It was from that place
that he scattered them all over the earth.
+++    +++    +++    +++
Psalm 33
R. Blessed the people the Lord has chosen to be his own.
The LORD brings to nought the plans of nations;
he foils the designs of peoples.
But the plan of the LORD stands forever;
the design of his heart, through all generations.
R. Blessed the people the Lord has chosen to be his own.
Blessed the nation whose God is the LORD,
the people he has chosen for his own inheritance.
From heaven the LORD looks down;
he sees all mankind.
R. Blessed the people the Lord has chosen to be his own.
From his fixed throne he beholds
all who dwell on the earth,
He who fashioned the heart of each,
he who knows all their works.
R. Blessed the people the Lord has chosen to be his own.
+++    +++    +++    +++
Mark 8:34-9:1
Jesus summoned the crowd with his disciples and said to them,
“Whoever wishes to come after me must deny himself,
take up his cross, and follow me.
For whoever wishes to save his life will lose it,
but whoever loses his life for my sake
and that of the Gospel will save it.
What profit is there for one to gain the whole world
and forfeit his life?
What could one give in exchange for his life?
Whoever is ashamed of me and of my words
in this faithless and sinful generation,
the Son of Man will be ashamed of
when he comes in his Father’s glory with the holy angels.”

He also said to them,
“Amen, I say to you,
there are some standing here who will not taste death
until they see that the Kingdom of God has come in power.”
Blessed John of Fiesole
(c. 1400-1455)

The patron of Christian artists was born around 1400 in a village overlooking Florence. He took up painting as a young boy and studied under the watchful eye of a local painting master. He joined the Dominicans at about age 20, taking the name Fra Giovanni. He eventually came to be known as Fra Angelico, perhaps a tribute to his own angelic qualities or maybe the devotional tone of his works.

He continued to study painting and perfect his own techniques, which included broad-brush strokes, vivid colors and generous, lifelike figures. Michelangelo once said of Fra Angelico: “One has to believe that this good monk has visited paradise and been allowed to choose his models there.” Whatever his subject matter, Fra Angelico sought to generate feelings of religious devotion in response to his paintings. Among his most famous works are the Annunciation and Descent from the Cross as well as frescoes in the monastery of San Marco in Florence.

He also served in leadership positions within the Dominican Order. At one point Pope Eugenius approached him about serving as archbishop of Florence. Fra Angelico declined, preferring a simpler life. He died in 1455.

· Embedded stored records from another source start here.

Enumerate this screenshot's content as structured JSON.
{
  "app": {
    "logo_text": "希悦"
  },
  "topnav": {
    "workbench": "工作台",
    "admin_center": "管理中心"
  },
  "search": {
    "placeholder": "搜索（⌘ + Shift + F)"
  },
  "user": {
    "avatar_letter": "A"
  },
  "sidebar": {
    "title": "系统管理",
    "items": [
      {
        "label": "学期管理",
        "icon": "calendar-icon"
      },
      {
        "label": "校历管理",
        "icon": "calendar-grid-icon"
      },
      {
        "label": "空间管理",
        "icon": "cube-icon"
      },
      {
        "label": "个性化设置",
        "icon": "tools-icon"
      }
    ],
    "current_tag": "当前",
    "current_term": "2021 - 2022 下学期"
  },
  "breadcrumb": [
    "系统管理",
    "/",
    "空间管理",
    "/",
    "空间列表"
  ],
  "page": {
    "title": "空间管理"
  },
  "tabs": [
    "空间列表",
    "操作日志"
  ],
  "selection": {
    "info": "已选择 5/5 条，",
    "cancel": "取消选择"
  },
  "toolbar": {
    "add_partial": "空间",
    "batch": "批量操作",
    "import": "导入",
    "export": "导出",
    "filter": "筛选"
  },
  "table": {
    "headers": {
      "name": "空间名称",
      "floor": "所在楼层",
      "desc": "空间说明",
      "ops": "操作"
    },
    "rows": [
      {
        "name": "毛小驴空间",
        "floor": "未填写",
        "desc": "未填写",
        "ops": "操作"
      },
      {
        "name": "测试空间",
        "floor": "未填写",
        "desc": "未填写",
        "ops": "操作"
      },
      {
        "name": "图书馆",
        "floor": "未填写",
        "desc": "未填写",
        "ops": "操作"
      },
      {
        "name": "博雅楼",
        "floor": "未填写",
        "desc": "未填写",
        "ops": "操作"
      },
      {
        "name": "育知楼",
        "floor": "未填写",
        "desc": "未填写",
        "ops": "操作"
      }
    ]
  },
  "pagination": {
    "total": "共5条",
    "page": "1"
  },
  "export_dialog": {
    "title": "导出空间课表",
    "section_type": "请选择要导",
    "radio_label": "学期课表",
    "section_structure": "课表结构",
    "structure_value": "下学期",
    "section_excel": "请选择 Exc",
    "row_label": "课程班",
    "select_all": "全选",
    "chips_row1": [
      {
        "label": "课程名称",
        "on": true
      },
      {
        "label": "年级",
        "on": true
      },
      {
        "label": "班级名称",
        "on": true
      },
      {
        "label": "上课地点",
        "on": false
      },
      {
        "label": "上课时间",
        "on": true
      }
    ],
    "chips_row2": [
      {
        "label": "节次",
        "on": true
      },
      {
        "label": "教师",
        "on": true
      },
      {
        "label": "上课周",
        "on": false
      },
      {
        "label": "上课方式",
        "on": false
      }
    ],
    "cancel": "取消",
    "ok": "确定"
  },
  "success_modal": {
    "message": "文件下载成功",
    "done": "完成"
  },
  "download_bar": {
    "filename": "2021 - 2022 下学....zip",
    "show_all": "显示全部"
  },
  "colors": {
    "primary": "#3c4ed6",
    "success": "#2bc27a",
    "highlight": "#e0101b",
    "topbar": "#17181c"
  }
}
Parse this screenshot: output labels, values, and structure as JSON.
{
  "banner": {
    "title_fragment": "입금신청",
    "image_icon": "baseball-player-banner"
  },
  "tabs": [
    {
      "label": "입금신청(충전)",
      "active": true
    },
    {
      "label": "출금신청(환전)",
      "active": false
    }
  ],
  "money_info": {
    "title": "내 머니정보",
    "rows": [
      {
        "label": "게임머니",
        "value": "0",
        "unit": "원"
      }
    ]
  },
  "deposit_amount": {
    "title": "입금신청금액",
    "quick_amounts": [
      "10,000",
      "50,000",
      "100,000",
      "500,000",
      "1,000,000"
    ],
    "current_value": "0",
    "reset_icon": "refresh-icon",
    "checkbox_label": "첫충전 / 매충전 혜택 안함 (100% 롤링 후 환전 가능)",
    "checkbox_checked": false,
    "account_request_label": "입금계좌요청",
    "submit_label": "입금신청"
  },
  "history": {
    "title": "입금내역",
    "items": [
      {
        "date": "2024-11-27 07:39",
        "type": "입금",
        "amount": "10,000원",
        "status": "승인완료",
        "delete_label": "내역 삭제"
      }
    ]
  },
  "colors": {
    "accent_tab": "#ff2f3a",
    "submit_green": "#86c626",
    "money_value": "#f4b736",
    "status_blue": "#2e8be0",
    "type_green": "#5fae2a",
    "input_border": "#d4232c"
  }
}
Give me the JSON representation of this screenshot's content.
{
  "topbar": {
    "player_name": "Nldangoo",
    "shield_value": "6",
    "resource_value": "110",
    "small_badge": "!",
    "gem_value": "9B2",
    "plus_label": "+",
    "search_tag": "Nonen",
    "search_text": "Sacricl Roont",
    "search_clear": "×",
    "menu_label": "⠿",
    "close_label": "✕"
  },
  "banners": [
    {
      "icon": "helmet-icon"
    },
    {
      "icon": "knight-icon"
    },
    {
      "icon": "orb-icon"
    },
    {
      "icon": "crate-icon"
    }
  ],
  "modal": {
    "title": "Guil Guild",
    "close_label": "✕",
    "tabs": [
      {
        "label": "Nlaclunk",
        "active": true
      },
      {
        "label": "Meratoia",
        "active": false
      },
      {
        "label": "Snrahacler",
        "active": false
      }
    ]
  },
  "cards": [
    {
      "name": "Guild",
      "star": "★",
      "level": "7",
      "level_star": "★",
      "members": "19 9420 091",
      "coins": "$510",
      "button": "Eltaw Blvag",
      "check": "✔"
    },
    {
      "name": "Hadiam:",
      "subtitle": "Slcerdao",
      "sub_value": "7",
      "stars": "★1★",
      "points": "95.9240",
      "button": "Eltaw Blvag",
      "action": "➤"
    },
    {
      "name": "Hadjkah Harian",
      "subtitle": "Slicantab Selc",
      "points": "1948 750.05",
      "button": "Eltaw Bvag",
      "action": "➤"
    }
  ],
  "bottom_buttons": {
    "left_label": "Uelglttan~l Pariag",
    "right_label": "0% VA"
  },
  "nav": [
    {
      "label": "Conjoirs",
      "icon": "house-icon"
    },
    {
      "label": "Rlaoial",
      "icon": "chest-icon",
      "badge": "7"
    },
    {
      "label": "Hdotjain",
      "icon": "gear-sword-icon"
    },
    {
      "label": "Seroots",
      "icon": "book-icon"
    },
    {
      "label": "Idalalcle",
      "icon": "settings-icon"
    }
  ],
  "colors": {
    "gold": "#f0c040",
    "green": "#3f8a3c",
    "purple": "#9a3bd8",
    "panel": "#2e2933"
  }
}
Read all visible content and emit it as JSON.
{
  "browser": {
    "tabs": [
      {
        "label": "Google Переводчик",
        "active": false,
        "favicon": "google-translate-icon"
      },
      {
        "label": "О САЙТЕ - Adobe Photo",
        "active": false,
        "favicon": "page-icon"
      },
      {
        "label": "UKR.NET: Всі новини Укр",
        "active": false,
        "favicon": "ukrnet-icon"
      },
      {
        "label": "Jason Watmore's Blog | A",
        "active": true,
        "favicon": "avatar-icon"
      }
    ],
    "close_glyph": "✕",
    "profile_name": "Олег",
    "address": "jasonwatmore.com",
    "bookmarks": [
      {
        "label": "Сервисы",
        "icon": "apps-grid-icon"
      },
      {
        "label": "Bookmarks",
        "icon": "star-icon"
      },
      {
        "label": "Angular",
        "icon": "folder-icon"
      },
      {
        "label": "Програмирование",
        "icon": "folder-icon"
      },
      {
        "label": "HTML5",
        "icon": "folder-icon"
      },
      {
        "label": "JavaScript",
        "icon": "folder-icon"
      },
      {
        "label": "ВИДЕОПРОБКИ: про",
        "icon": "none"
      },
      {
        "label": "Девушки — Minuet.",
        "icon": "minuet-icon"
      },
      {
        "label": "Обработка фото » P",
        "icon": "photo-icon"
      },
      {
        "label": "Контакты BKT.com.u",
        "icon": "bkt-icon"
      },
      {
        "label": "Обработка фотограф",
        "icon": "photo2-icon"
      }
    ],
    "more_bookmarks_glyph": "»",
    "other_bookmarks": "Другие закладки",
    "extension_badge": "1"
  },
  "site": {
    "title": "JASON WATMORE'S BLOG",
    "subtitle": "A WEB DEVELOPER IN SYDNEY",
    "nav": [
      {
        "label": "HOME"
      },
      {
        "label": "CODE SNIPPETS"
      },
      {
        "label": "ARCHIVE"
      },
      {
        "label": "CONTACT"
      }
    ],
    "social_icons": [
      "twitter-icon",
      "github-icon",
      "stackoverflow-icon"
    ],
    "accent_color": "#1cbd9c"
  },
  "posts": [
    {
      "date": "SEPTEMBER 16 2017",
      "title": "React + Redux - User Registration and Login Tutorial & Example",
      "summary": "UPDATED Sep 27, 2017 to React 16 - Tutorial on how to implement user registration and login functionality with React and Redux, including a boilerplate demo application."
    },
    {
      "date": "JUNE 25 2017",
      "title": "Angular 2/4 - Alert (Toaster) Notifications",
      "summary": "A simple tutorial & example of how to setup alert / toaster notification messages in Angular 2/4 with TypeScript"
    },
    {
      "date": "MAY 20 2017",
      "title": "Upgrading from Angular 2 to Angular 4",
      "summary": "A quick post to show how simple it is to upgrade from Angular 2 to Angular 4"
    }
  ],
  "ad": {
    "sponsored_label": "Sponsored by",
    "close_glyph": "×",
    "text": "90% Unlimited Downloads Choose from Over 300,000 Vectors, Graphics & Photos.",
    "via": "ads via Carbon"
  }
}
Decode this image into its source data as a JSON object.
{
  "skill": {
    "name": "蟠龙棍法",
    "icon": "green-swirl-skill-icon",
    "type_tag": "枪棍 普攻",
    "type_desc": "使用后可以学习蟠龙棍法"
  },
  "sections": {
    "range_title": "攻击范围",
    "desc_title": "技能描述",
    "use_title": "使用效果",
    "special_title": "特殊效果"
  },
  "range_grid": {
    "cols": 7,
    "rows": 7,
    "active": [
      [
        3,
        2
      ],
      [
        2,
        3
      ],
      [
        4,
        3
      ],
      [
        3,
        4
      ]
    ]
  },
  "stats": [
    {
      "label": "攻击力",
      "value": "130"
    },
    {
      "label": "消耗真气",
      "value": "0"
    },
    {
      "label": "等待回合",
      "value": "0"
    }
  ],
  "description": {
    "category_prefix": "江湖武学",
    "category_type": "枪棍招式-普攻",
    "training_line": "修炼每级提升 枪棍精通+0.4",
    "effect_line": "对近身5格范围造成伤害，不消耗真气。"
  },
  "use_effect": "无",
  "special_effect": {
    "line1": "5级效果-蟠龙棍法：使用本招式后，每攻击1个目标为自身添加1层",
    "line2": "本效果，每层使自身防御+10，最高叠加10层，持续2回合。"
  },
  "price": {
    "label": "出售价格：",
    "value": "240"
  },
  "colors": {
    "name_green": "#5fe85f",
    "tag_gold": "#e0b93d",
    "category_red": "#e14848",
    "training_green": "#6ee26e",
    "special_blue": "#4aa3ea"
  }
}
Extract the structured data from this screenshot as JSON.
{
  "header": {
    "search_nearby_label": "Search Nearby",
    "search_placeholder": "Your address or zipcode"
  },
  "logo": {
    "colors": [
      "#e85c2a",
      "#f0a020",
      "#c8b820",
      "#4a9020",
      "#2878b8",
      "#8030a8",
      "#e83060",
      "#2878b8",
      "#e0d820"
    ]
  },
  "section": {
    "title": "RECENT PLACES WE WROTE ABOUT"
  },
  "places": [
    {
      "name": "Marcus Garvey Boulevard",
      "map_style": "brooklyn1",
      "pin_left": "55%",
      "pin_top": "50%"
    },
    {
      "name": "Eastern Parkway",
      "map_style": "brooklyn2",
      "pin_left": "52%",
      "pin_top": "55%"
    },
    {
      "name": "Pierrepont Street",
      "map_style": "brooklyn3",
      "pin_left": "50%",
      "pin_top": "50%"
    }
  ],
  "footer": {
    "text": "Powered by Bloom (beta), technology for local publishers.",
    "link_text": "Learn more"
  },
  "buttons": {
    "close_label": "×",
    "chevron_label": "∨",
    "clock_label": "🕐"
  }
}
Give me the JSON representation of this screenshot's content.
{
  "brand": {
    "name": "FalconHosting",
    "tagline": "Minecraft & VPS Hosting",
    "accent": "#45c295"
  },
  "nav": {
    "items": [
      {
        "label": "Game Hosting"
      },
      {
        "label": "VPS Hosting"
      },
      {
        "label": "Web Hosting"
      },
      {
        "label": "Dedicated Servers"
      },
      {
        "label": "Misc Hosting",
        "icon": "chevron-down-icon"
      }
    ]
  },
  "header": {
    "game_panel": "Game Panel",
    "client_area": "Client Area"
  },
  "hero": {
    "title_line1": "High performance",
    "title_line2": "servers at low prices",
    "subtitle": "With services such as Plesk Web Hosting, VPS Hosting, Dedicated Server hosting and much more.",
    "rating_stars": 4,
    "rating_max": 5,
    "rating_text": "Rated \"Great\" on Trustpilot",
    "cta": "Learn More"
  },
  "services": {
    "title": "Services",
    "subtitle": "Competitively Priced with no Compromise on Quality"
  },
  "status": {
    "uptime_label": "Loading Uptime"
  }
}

Saint of the Day

1 comment:

Sarah in the tent said...

'Come, let us build ourselves a city
and a tower with its top in the sky,
and so make a name for ourselves;'

Perhaps this city of brick and bitumen shows an aspiration for the heavenly city of the Book of Revelation. The people of Babel also aspired to a name and to unity (they feared being scattered). These are all good aspirations, but man goes about fulfilling them in an idolatrous way. After all, who is united humanity trying to impress with his name? God? No wonder the whole enterprise backfired! We can all find glory and unity in God's name, which Jesus teaches us to hallow and even to enter in Baptism. Trying to make a name for ourselves will not fulfil our longings - even worse, it distracts us from them.

The sacrament of Baptism (when a person enters God's name and receives a new Christian name) involves both losing one's life for the sake of Jesus and the Gospel, and thereby saving one's life, as Jesus promises. This not only fulfils the aspiration of the people of Babel for a 'name', unity and a share in glory, but also gives us something these ambitious people never even dared dream of - eternal life.

'What profit is there for one to gain the whole world and forfeit his life?'

Jesus forfeited his life to gain the whole world, so what profit is there in this? Perhaps the answer is 'God and sinners reconciled', a new creation and the revelation of God as perfect love, mercy and justice ...?

'What could one give in exchange for his life?'

The pat answer under the Law is 'a life for a life' - I give my life because He gave His life for my life. These two questions that Jesus asks are more mysterious that they seem on first reading!